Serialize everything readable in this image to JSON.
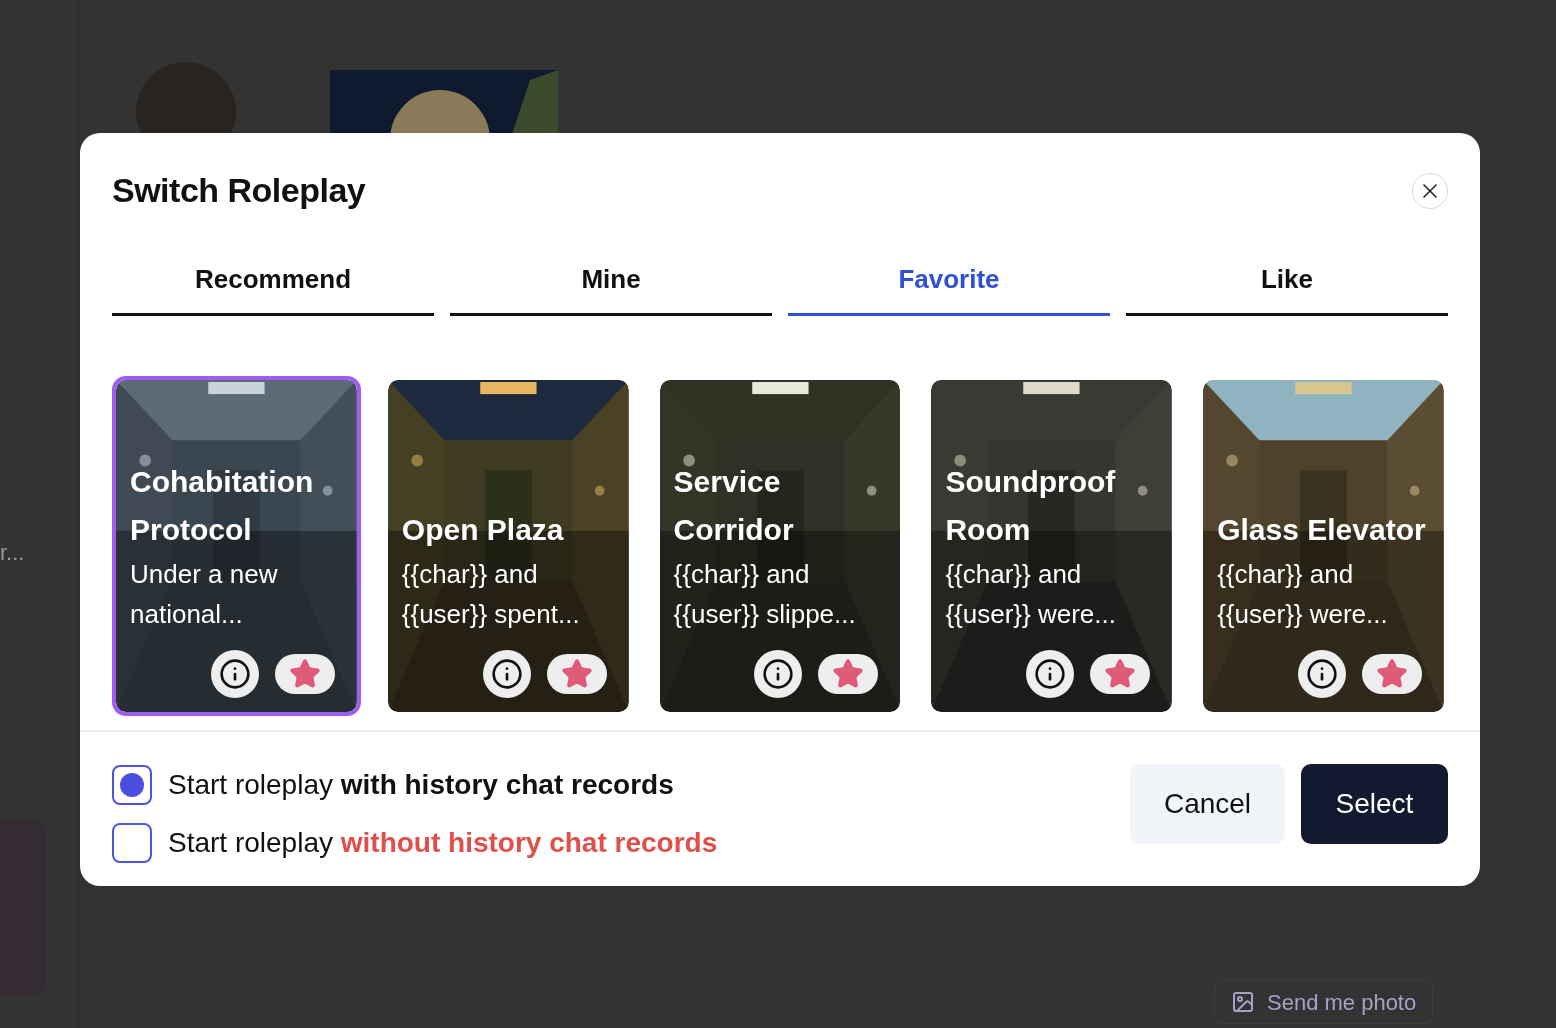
{
  "background": {
    "side_text": "r...",
    "photo_button": "Send me photo"
  },
  "dialog": {
    "title": "Switch Roleplay",
    "tabs": [
      {
        "label": "Recommend",
        "selected": false
      },
      {
        "label": "Mine",
        "selected": false
      },
      {
        "label": "Favorite",
        "selected": true
      },
      {
        "label": "Like",
        "selected": false
      }
    ],
    "cards": [
      {
        "title": "Cohabitation Protocol",
        "description": "Under a new national...",
        "selected": true,
        "favorited": true
      },
      {
        "title": "Open Plaza",
        "description": "{{char}} and {{user}} spent...",
        "selected": false,
        "favorited": true
      },
      {
        "title": "Service Corridor",
        "description": "{{char}} and {{user}} slippe...",
        "selected": false,
        "favorited": true
      },
      {
        "title": "Soundproof Room",
        "description": "{{char}} and {{user}} were...",
        "selected": false,
        "favorited": true
      },
      {
        "title": "Glass Elevator",
        "description": "{{char}} and {{user}} were...",
        "selected": false,
        "favorited": true
      }
    ],
    "options": [
      {
        "prefix": "Start roleplay",
        "emphasis": "with history chat records",
        "kind": "bold",
        "selected": true
      },
      {
        "prefix": "Start roleplay",
        "emphasis": "without history chat records",
        "kind": "warning",
        "selected": false
      }
    ],
    "buttons": {
      "cancel": "Cancel",
      "confirm": "Select"
    }
  }
}
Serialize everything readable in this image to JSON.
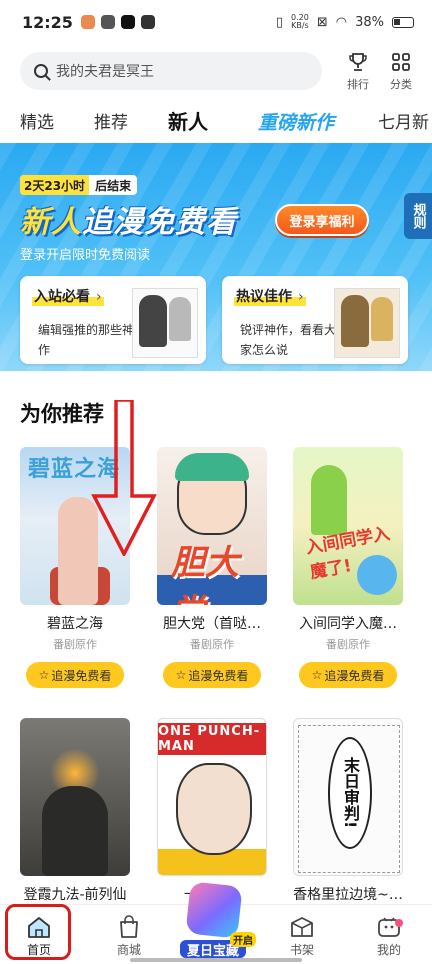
{
  "status_bar": {
    "time": "12:25",
    "net_speed_value": "0.20",
    "net_speed_unit": "KB/s",
    "battery": "38%"
  },
  "search": {
    "placeholder": "我的夫君是冥王"
  },
  "top_actions": [
    {
      "label": "排行",
      "icon": "trophy-icon"
    },
    {
      "label": "分类",
      "icon": "grid-icon"
    }
  ],
  "tabs": [
    {
      "label": "精选",
      "active": false
    },
    {
      "label": "推荐",
      "active": false
    },
    {
      "label": "新人",
      "active": true
    },
    {
      "label": "重磅新作",
      "active": false
    },
    {
      "label": "七月新",
      "active": false
    }
  ],
  "banner": {
    "countdown_time": "2天23小时",
    "countdown_suffix": "后结束",
    "title_highlight": "新人",
    "title_rest": "追漫免费看",
    "subtitle": "登录开启限时免费阅读",
    "login_button": "登录享福利",
    "rules_tab": "规则"
  },
  "promo_cards": [
    {
      "title": "入站必看",
      "desc": "编辑强推的那些神作"
    },
    {
      "title": "热议佳作",
      "desc": "锐评神作，看看大家怎么说"
    }
  ],
  "section": {
    "title": "为你推荐"
  },
  "comics": [
    {
      "title": "碧蓝之海",
      "subtitle": "番剧原作",
      "cover_text": "碧蓝之海",
      "button": "追漫免费看"
    },
    {
      "title": "胆大党（首哒…",
      "subtitle": "番剧原作",
      "cover_text": "胆大党",
      "button": "追漫免费看"
    },
    {
      "title": "入间同学入魔…",
      "subtitle": "番剧原作",
      "cover_text": "入间同学入魔了!",
      "button": "追漫免费看"
    },
    {
      "title": "登霞九法-前列仙",
      "subtitle": "",
      "cover_text": "",
      "button": ""
    },
    {
      "title": "一拳超人",
      "subtitle": "",
      "cover_text": "ONE PUNCH-MAN",
      "button": ""
    },
    {
      "title": "香格里拉边境~…",
      "subtitle": "",
      "cover_text": "末日审判!",
      "button": ""
    }
  ],
  "bottom_nav": [
    {
      "label": "首页",
      "icon": "home-icon",
      "active": true
    },
    {
      "label": "商城",
      "icon": "shopping-bag-icon",
      "active": false
    },
    {
      "label": "书架",
      "icon": "bookshelf-icon",
      "active": false
    },
    {
      "label": "我的",
      "icon": "profile-icon",
      "active": false
    }
  ],
  "treasure": {
    "label": "夏日宝藏",
    "tag": "开启"
  },
  "colors": {
    "accent_yellow": "#ffc81e",
    "banner_blue": "#2aa9f2",
    "login_orange": "#f5581a",
    "highlight_red": "#d81b1b"
  }
}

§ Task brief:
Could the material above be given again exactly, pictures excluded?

§ Expected answer:
Serialize everything readable in this image to JSON.
{
  "background": {
    "side_text": "r...",
    "photo_button": "Send me photo"
  },
  "dialog": {
    "title": "Switch Roleplay",
    "tabs": [
      {
        "label": "Recommend",
        "selected": false
      },
      {
        "label": "Mine",
        "selected": false
      },
      {
        "label": "Favorite",
        "selected": true
      },
      {
        "label": "Like",
        "selected": false
      }
    ],
    "cards": [
      {
        "title": "Cohabitation Protocol",
        "description": "Under a new national...",
        "selected": true,
        "favorited": true
      },
      {
        "title": "Open Plaza",
        "description": "{{char}} and {{user}} spent...",
        "selected": false,
        "favorited": true
      },
      {
        "title": "Service Corridor",
        "description": "{{char}} and {{user}} slippe...",
        "selected": false,
        "favorited": true
      },
      {
        "title": "Soundproof Room",
        "description": "{{char}} and {{user}} were...",
        "selected": false,
        "favorited": true
      },
      {
        "title": "Glass Elevator",
        "description": "{{char}} and {{user}} were...",
        "selected": false,
        "favorited": true
      }
    ],
    "options": [
      {
        "prefix": "Start roleplay",
        "emphasis": "with history chat records",
        "kind": "bold",
        "selected": true
      },
      {
        "prefix": "Start roleplay",
        "emphasis": "without history chat records",
        "kind": "warning",
        "selected": false
      }
    ],
    "buttons": {
      "cancel": "Cancel",
      "confirm": "Select"
    }
  }
}
Serialize everything readable in this image to JSON.
{
  "status_bar": {
    "time": "12:25",
    "net_speed_value": "0.20",
    "net_speed_unit": "KB/s",
    "battery": "38%"
  },
  "search": {
    "placeholder": "我的夫君是冥王"
  },
  "top_actions": [
    {
      "label": "排行",
      "icon": "trophy-icon"
    },
    {
      "label": "分类",
      "icon": "grid-icon"
    }
  ],
  "tabs": [
    {
      "label": "精选",
      "active": false
    },
    {
      "label": "推荐",
      "active": false
    },
    {
      "label": "新人",
      "active": true
    },
    {
      "label": "重磅新作",
      "active": false
    },
    {
      "label": "七月新",
      "active": false
    }
  ],
  "banner": {
    "countdown_time": "2天23小时",
    "countdown_suffix": "后结束",
    "title_highlight": "新人",
    "title_rest": "追漫免费看",
    "subtitle": "登录开启限时免费阅读",
    "login_button": "登录享福利",
    "rules_tab": "规则"
  },
  "promo_cards": [
    {
      "title": "入站必看",
      "desc": "编辑强推的那些神作"
    },
    {
      "title": "热议佳作",
      "desc": "锐评神作，看看大家怎么说"
    }
  ],
  "section": {
    "title": "为你推荐"
  },
  "comics": [
    {
      "title": "碧蓝之海",
      "subtitle": "番剧原作",
      "cover_text": "碧蓝之海",
      "button": "追漫免费看"
    },
    {
      "title": "胆大党（首哒…",
      "subtitle": "番剧原作",
      "cover_text": "胆大党",
      "button": "追漫免费看"
    },
    {
      "title": "入间同学入魔…",
      "subtitle": "番剧原作",
      "cover_text": "入间同学入魔了!",
      "button": "追漫免费看"
    },
    {
      "title": "登霞九法-前列仙",
      "subtitle": "",
      "cover_text": "",
      "button": ""
    },
    {
      "title": "一拳超人",
      "subtitle": "",
      "cover_text": "ONE PUNCH-MAN",
      "button": ""
    },
    {
      "title": "香格里拉边境~…",
      "subtitle": "",
      "cover_text": "末日审判!",
      "button": ""
    }
  ],
  "bottom_nav": [
    {
      "label": "首页",
      "icon": "home-icon",
      "active": true
    },
    {
      "label": "商城",
      "icon": "shopping-bag-icon",
      "active": false
    },
    {
      "label": "书架",
      "icon": "bookshelf-icon",
      "active": false
    },
    {
      "label": "我的",
      "icon": "profile-icon",
      "active": false
    }
  ],
  "treasure": {
    "label": "夏日宝藏",
    "tag": "开启"
  },
  "colors": {
    "accent_yellow": "#ffc81e",
    "banner_blue": "#2aa9f2",
    "login_orange": "#f5581a",
    "highlight_red": "#d81b1b"
  }
}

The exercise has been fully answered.